Those five (and their families) organized the celebration, maintaining many of the ceremony’s traditions—and adding a few twists. As usual, the students wore black caps and gowns as they entered the gymnasium. More than one mortarboard listed to the side as the graduates strolled through an arbor, a local bagpiper setting the pace. And as always, the audience remained standing through the Star Spangled Banner, this year played by one of the honorees on an electric guitar, Jimi Hendrix-style.
While there might be disadvantages to such a small class size, a number of benefits were evident. Instead of just one student speaker, all five addressed the crowd. Each of their short speeches included gratitude for feeling part of this community, whether they’d lived here since infancy or arrived in the past year or two. As one newcomer said, “I felt this was home.” One of the teachers spoke about each student as well, identifying their individual strengths and growth, as well as their commitment to question and understand. Two of them want to become carpenters, two plan to study engineering, and one hopes to work as an EMT or paramedic.
I sat near the back of the audience, watching family members nod their heads and smile, just as I had done seventeen years earlier for my own kids. I could tell that a man sitting in the front row was listening intently, jotting notes, and reveling in the celebration along with everyone else. The student who had written him to ask if he’d give the graduation address said, “Please welcome Governor Jay Inslee,” and the audience rose to their feet and applauded as he bounded up the steps of the stage.
Governor Inslee is no stranger to island communities; he’s from Bainbridge Island, and his father spent much time in his final years on Lopez. The governor expressed his pleasure at being invited and then made a claim that is hard to dispute. “Pound for pound, this is the best class in history,” he said.
Evidently, the governor likes making history. He did so recently when he joined the governors of California and New York to form the U.S. Climate Alliance to uphold the Paris Accord. As of June 7, twelve states and Puerto Rico have joined the alliance, and ten more governors plus the District of Columbia have expressed support. This Washingtonian appreciates Governor Inslee’s leadership on climate change and many other issues. From the cheers and whistles from the crowd, many of my fellow Lopezians do, too.
But he received the most thunderous applause for his follow-up to the historic nature of the small graduating class. He stood a little straighter at the podium and looked out to the crowd. “I’m the first governor in history,” he boomed, “to speak at a graduation wearing a shirt I picked out at the Take-It-Or-Leave-It, thirty-five minutes before the ceremony!” The crowd’s reaction made it clear everyone understood that the Washington governor had gone to our local recycling center at “the dump” to find the blue-and-white-checked shirt he wore under his navy blue suit jacket.
He showed further knowledge of the island when he spoke about waving to all cars, a practice that’s earned Lopez the title of “The Friendly Isle.” He urged the Class of 2017 to use that Friendly Isle awareness to go out to “create a Friendly World.”

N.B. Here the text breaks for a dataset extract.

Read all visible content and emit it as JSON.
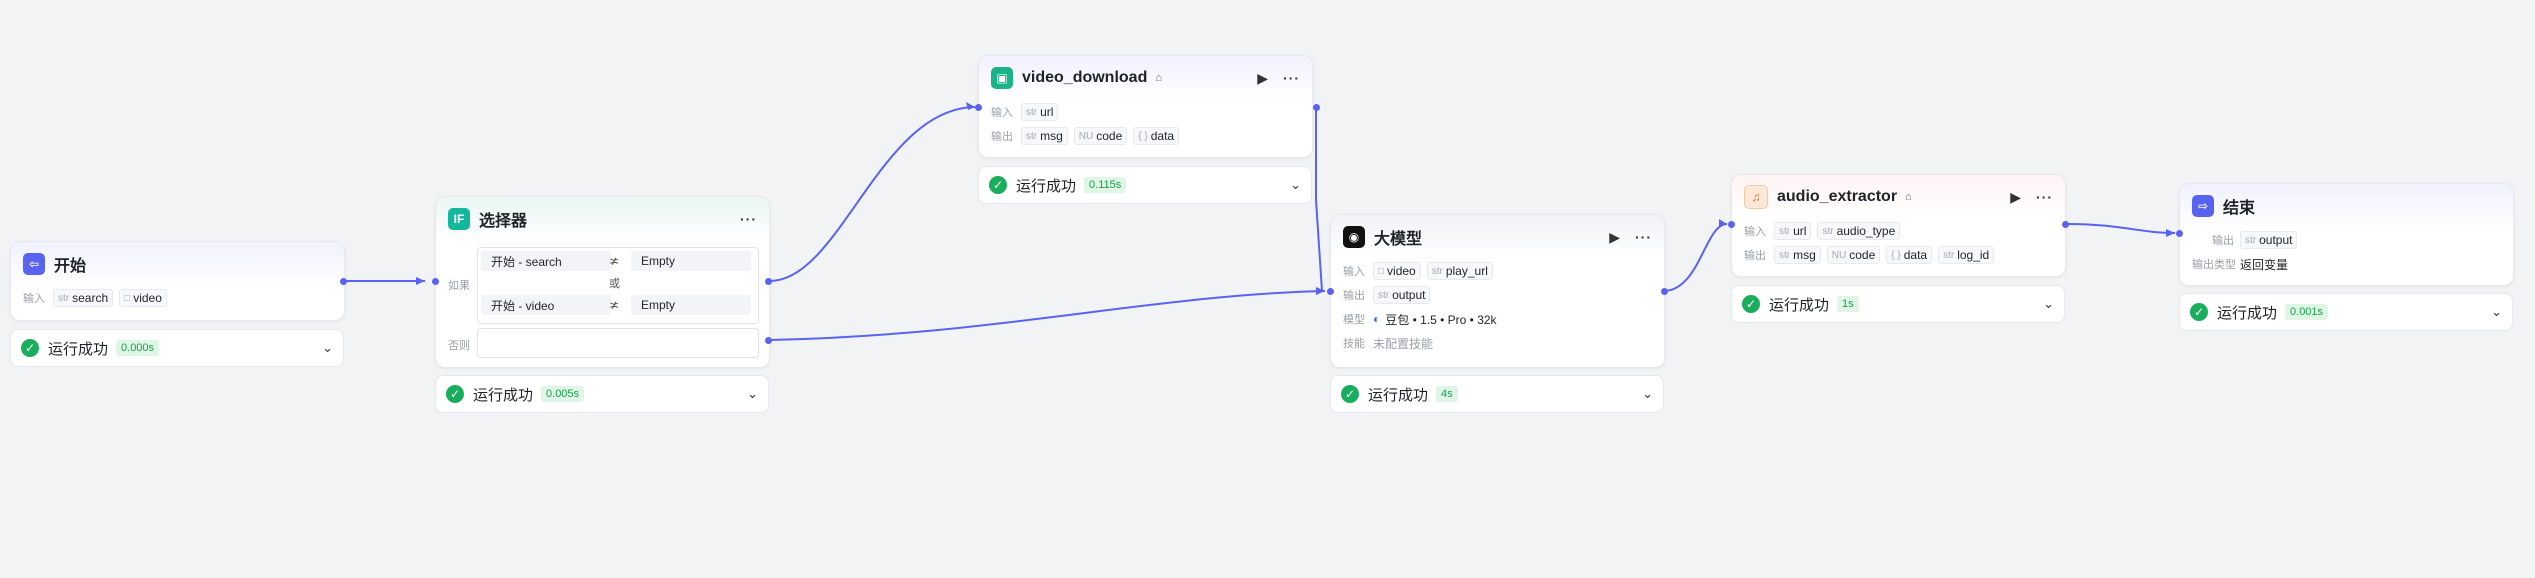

The tone grew more serious, though, as the governor reminded us all, “This class faces a threat no other generation has.” He then offered a mini-lesson in what some call climate change’s equally evil twin—ocean acidification. The release of carbon dioxide from industrial and agricultural activities has changed seawater chemistry throughout the world. Inslee’s message included the sobering fact that over the past 200 years, the Salish Sea that surrounds our island has become 30% more acidic. According to the Smithsonian, that’s faster than any known change in ocean chemistry in the last 50 million years.
It will take more than wearing recycled clothes to restore the ocean’s chemical balance (though every effort helps). I suspect that these five graduates will be among those of their generation working to make the sea—and the world—more friendly. THAT will also make history.